• TASK OBJECTIVE: Read the listing and extract each line that includes the word "kind".

--------------------------------------------------

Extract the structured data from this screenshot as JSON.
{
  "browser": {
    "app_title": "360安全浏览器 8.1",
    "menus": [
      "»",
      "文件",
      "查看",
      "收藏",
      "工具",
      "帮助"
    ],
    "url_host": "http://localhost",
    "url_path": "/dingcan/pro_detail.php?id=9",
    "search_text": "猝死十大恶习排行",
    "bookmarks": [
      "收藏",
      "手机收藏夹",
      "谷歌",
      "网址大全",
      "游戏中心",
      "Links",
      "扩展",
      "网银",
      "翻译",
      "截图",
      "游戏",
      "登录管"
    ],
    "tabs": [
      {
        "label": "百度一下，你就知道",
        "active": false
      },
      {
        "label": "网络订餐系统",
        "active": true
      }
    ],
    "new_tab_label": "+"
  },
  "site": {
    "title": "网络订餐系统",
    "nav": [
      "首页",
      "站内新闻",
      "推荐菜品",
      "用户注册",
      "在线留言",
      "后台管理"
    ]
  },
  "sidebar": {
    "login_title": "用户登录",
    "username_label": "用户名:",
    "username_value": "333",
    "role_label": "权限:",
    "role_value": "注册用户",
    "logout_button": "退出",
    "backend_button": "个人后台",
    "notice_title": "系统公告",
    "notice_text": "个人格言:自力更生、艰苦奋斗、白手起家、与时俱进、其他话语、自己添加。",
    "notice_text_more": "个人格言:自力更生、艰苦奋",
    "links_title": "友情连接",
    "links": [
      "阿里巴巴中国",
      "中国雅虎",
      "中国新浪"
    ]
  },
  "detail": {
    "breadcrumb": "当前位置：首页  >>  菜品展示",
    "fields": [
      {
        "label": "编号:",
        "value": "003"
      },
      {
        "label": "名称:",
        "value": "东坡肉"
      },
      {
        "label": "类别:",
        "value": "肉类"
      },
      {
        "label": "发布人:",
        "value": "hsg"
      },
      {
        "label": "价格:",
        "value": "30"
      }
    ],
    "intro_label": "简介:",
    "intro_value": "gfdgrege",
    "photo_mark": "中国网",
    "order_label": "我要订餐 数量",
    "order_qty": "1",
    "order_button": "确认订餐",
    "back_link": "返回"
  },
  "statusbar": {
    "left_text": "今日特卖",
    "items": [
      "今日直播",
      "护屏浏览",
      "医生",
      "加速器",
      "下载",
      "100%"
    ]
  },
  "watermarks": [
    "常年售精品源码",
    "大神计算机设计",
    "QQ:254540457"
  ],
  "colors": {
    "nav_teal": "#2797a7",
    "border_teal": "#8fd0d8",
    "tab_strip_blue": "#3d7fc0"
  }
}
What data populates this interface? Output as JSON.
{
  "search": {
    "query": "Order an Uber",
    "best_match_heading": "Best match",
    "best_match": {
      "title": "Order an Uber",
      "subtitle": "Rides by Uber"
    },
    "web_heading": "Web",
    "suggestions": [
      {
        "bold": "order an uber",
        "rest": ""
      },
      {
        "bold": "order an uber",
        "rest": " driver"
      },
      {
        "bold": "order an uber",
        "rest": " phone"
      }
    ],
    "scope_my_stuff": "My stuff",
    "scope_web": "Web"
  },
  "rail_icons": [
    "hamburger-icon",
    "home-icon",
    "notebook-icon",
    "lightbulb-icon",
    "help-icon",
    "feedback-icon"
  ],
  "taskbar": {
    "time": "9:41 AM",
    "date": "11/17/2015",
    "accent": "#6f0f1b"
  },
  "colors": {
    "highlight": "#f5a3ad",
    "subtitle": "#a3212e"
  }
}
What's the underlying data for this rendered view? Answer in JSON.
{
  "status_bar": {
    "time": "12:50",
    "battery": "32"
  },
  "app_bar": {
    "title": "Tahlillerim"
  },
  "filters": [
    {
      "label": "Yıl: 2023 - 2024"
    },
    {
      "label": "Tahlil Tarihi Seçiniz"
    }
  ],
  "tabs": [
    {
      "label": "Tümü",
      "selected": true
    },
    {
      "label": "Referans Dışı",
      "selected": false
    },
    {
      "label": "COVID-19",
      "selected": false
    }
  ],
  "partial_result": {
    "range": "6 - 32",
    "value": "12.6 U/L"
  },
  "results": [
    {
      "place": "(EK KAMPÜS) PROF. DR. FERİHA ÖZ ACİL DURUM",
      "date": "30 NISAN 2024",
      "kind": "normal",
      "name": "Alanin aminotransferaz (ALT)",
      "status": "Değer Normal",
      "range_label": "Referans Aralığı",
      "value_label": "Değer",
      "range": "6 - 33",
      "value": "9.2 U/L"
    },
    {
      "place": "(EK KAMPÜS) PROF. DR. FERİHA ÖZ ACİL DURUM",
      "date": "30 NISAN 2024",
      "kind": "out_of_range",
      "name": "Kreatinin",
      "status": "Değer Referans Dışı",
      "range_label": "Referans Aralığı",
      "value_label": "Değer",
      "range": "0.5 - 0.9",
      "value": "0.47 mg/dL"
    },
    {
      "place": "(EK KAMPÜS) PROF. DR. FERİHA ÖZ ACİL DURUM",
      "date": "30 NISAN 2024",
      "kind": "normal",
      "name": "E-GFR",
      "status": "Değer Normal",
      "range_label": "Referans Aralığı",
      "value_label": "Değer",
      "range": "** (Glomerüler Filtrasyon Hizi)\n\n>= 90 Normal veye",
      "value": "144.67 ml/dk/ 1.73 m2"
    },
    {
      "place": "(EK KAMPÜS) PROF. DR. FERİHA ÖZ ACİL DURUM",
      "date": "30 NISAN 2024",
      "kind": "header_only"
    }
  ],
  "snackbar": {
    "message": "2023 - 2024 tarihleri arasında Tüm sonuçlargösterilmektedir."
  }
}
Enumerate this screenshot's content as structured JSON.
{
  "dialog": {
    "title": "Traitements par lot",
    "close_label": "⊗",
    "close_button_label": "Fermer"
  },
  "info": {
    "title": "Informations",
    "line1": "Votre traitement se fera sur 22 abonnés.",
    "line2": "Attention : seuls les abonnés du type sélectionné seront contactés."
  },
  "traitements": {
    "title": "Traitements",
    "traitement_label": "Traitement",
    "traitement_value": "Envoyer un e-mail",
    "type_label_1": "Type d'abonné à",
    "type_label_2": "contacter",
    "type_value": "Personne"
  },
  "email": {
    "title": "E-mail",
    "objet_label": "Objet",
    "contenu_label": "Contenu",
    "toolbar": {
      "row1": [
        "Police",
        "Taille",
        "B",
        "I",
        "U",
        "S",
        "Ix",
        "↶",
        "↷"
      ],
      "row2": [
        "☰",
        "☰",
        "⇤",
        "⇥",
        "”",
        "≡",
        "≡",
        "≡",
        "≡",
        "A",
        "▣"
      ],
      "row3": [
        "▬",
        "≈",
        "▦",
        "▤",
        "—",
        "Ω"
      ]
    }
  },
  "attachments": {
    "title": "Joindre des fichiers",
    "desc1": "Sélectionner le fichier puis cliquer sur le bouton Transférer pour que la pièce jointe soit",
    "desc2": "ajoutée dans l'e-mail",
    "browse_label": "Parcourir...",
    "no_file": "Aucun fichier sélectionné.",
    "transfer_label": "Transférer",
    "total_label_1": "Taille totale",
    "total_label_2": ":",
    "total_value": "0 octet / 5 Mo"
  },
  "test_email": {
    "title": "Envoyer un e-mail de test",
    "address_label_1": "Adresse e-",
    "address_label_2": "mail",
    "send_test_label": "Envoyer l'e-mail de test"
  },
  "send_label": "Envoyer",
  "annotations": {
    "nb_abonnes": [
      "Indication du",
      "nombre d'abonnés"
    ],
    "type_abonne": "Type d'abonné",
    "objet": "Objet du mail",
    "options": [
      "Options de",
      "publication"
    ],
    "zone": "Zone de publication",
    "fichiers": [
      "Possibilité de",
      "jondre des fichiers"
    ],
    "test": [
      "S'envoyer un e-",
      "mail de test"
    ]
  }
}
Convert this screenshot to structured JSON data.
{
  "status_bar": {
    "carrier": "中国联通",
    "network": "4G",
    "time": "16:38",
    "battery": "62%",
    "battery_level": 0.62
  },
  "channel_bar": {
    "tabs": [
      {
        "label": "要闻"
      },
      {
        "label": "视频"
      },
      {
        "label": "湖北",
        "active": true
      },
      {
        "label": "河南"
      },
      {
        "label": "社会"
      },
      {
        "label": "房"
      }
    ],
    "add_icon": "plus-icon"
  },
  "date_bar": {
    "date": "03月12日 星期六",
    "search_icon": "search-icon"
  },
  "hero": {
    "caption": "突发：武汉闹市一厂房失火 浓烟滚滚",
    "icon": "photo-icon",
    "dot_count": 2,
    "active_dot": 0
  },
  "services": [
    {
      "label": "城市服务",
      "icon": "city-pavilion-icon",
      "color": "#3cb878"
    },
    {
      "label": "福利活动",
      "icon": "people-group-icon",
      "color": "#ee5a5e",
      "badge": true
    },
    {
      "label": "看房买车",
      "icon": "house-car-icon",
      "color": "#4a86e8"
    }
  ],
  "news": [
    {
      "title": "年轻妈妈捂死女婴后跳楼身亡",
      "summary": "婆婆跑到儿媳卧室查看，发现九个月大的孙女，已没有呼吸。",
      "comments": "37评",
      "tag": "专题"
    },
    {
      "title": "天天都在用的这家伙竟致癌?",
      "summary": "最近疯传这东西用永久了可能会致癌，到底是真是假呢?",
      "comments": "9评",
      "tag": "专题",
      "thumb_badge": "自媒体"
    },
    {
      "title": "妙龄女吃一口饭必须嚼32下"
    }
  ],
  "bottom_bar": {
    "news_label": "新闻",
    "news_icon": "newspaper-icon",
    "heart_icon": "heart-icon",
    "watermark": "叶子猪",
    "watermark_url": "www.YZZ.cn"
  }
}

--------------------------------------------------

• EXERCISE SOLUTION:
      "kind": "normal",
      "kind": "out_of_range",
      "kind": "normal",
      "kind": "header_only"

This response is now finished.